Wi-Fi is only just beginning to get interesting, though. For example, improvements in range and bandwidth continue unabated. New energy harvesting and micropower technologies are beginning to come online, too. In fact, Wi-Fi can claim victory as the uncontested winner of the unmanaged infrastructure wireless race, and it’s only getting better.
As important as Wi-Fi has already become, there’s still plenty of room for Bluetooth. The new sensor-targeted, low-power extension included in the Bluetooth 4.0 standard looks very promising. It’s being driven by the personal-area-network (PAN) infrastructure made available by every cellular handset in the world.
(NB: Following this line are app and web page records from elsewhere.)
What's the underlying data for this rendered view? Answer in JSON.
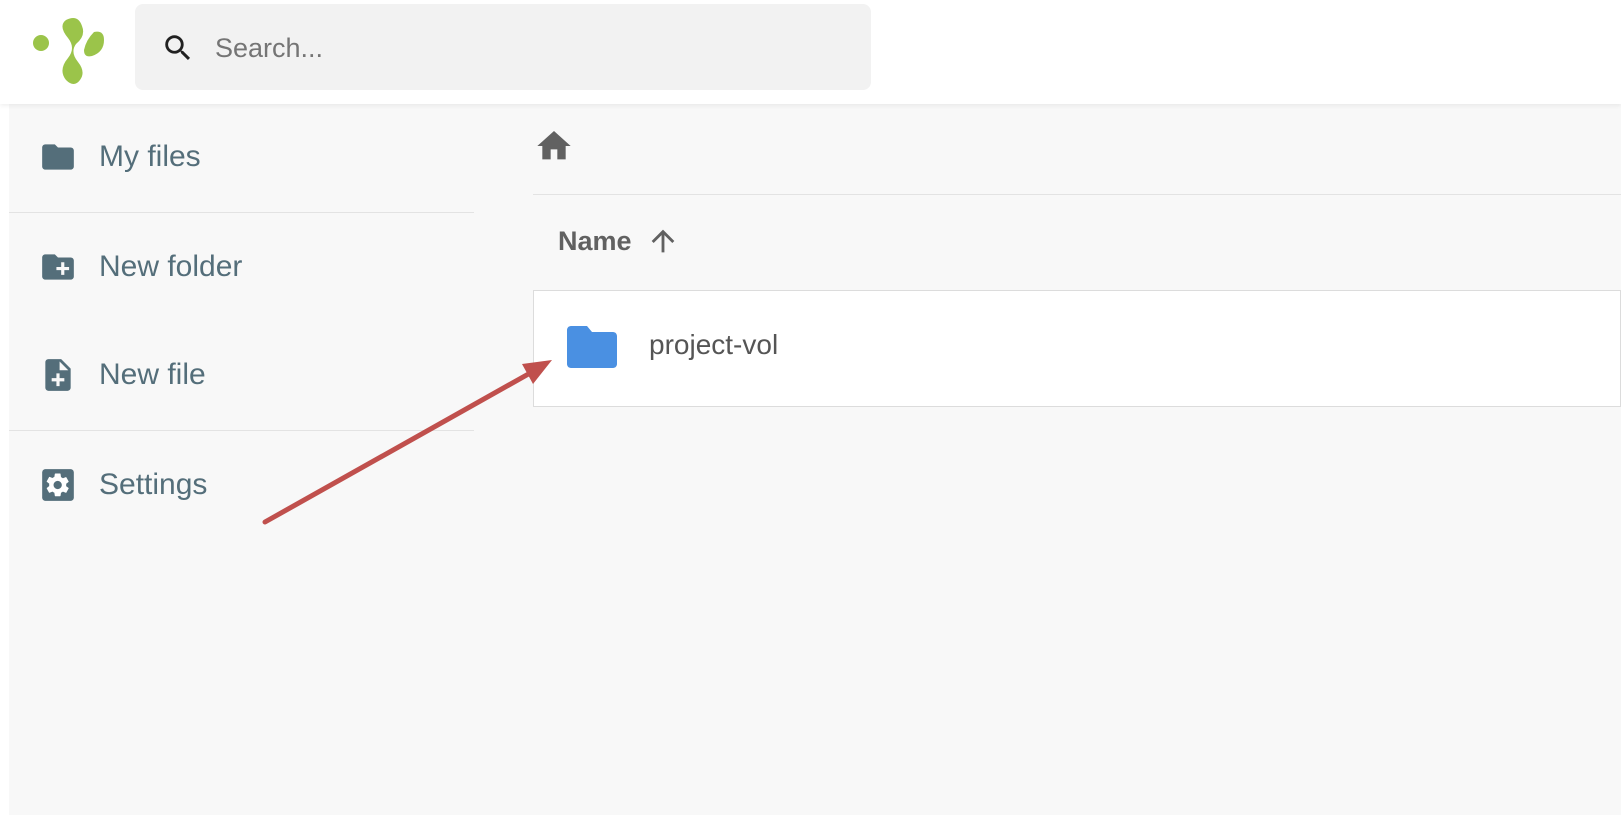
{
  "colors": {
    "logo_green": "#9bc44a",
    "sidebar_text": "#546e7a",
    "folder_blue": "#4a90e2",
    "annotation_arrow": "#c0504d"
  },
  "header": {
    "logo_icon": "app-logo",
    "search": {
      "icon": "search-icon",
      "placeholder": "Search..."
    }
  },
  "sidebar": {
    "items": [
      {
        "icon": "folder-icon",
        "label": "My files"
      },
      {
        "icon": "create-folder-icon",
        "label": "New folder"
      },
      {
        "icon": "note-add-icon",
        "label": "New file"
      },
      {
        "icon": "settings-icon",
        "label": "Settings"
      }
    ]
  },
  "main": {
    "breadcrumb": {
      "home_icon": "home-icon"
    },
    "table": {
      "columns": [
        {
          "label": "Name",
          "sort": "ascending",
          "sort_icon": "arrow-up-icon"
        }
      ],
      "rows": [
        {
          "icon": "folder-icon",
          "name": "project-vol"
        }
      ]
    }
  },
  "annotation": {
    "type": "arrow",
    "points_to": "project-vol"
  }
}
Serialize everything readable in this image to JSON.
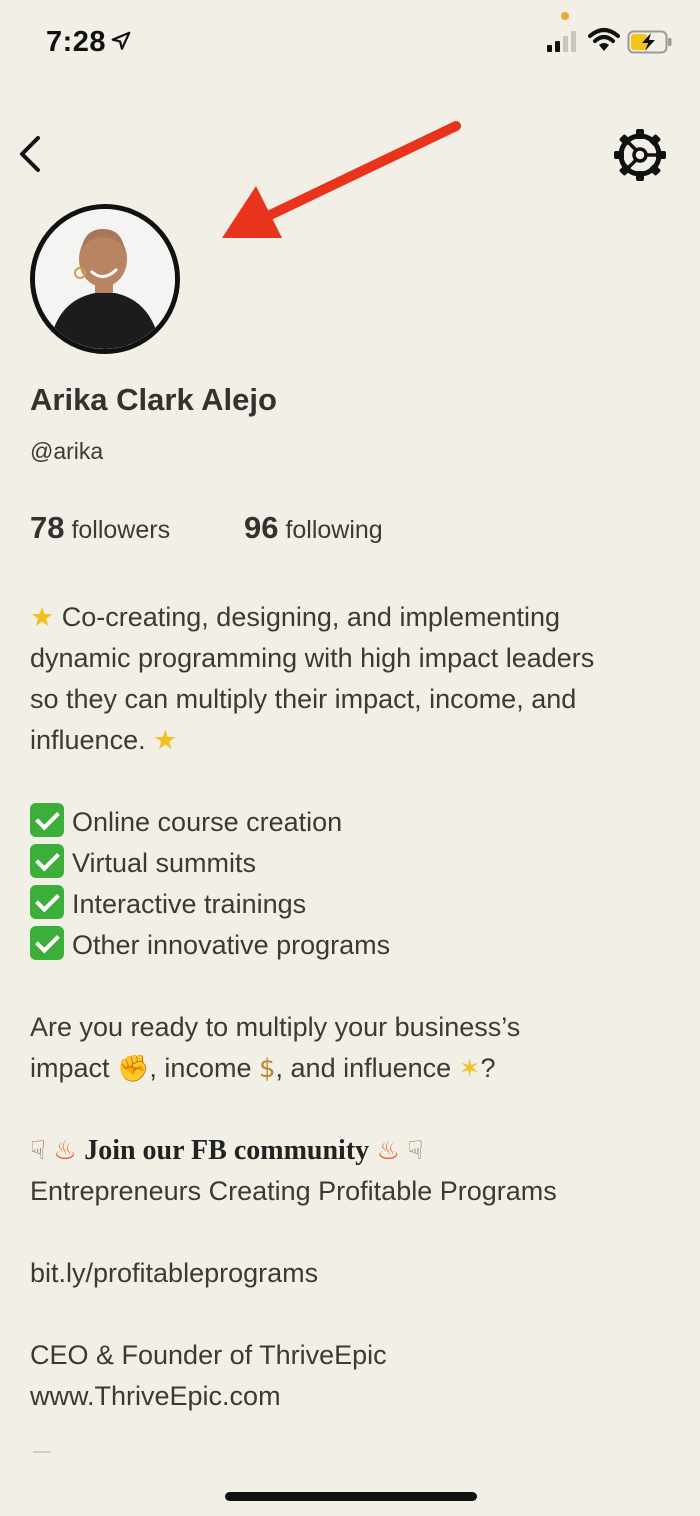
{
  "status_bar": {
    "time": "7:28",
    "icons": [
      "location-arrow-icon",
      "signal-icon",
      "wifi-icon",
      "battery-charging-icon"
    ]
  },
  "nav": {
    "back_icon": "chevron-left-icon",
    "settings_icon": "gear-icon"
  },
  "profile": {
    "name": "Arika Clark Alejo",
    "handle": "@arika",
    "followers_count": "78",
    "followers_label": "followers",
    "following_count": "96",
    "following_label": "following"
  },
  "bio": {
    "intro_l1": "Co-creating, designing, and implementing",
    "intro_l2": "dynamic programming with high impact leaders",
    "intro_l3": "so they can multiply their impact, income, and",
    "intro_l4": "influence.",
    "checklist": [
      "Online course creation",
      "Virtual summits",
      "Interactive trainings",
      "Other innovative programs"
    ],
    "question_l1": "Are you ready to multiply your business’s",
    "question_impact": "impact",
    "question_income": ", income",
    "question_influence": ", and influence",
    "question_end": "?",
    "fb_heading": "Join our FB community",
    "fb_group": "Entrepreneurs Creating Profitable Programs",
    "link": "bit.ly/profitableprograms",
    "role": "CEO & Founder of ThriveEpic",
    "website": "www.ThriveEpic.com"
  },
  "colors": {
    "background": "#f1efe6",
    "annotation_arrow": "#e8341c",
    "check_green": "#3cae3a"
  }
}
Expect an explosion of micropower Bluetooth 4.0 clients in applications that involve PANs collecting wireless sensor data.
Other semi-standard wireless technologies do exist, but they will be hard-pressed to survive.
Looking backward, we can see how technology drove the shift from hunter to farmer, from farmer to factory worker, and from factory worker to knowledge worker. Looking forward, it’s become clear that the convergence of Metcalfe’s Law, Moore’s Law, and the Internet of Things will produce another of these pivotal societal changes in just the next few decades.
It is, of course, impossible to predict every potential change. Whatever happens, though, it’s going to be much more interesting than dragging rocks around to build a pyramid.
May 17, 2012 – Future Demand for Software Engineers
The following reprint is from DICE and I found it especially interesting since I work more in the Software Systems Developers than Application Developers and it’s rare that you find an analysis that addresses these two segments individually …
Job Growth Soars for Software Systems Developers
Software developers are on track to see job growth that far outstrips the national average for all occupations going into 2020. Things are looking especially sweet if you’re a software systems developer, though app developers aren’t too far behind.
Check out these stats that size up opportunities for software developers in a couple of categories, verses that of the overall employment outlook.
Driving the increased demand for software systems developers is exploding growth in the healthcare industry, notes the report, from the Bureau of Labor Statistics. It’s easy to see why, as hospitals, medical groups and the like race to meet various deadlines for implementing the federal mandate for electronic medical records over the next couple of years.
And with consumers going gaga over mobile devices, or more so the bevvy of cool apps they can load onto them, it’s not surprising to see the nearly 30 percent growth in app developer jobs over the next eight years.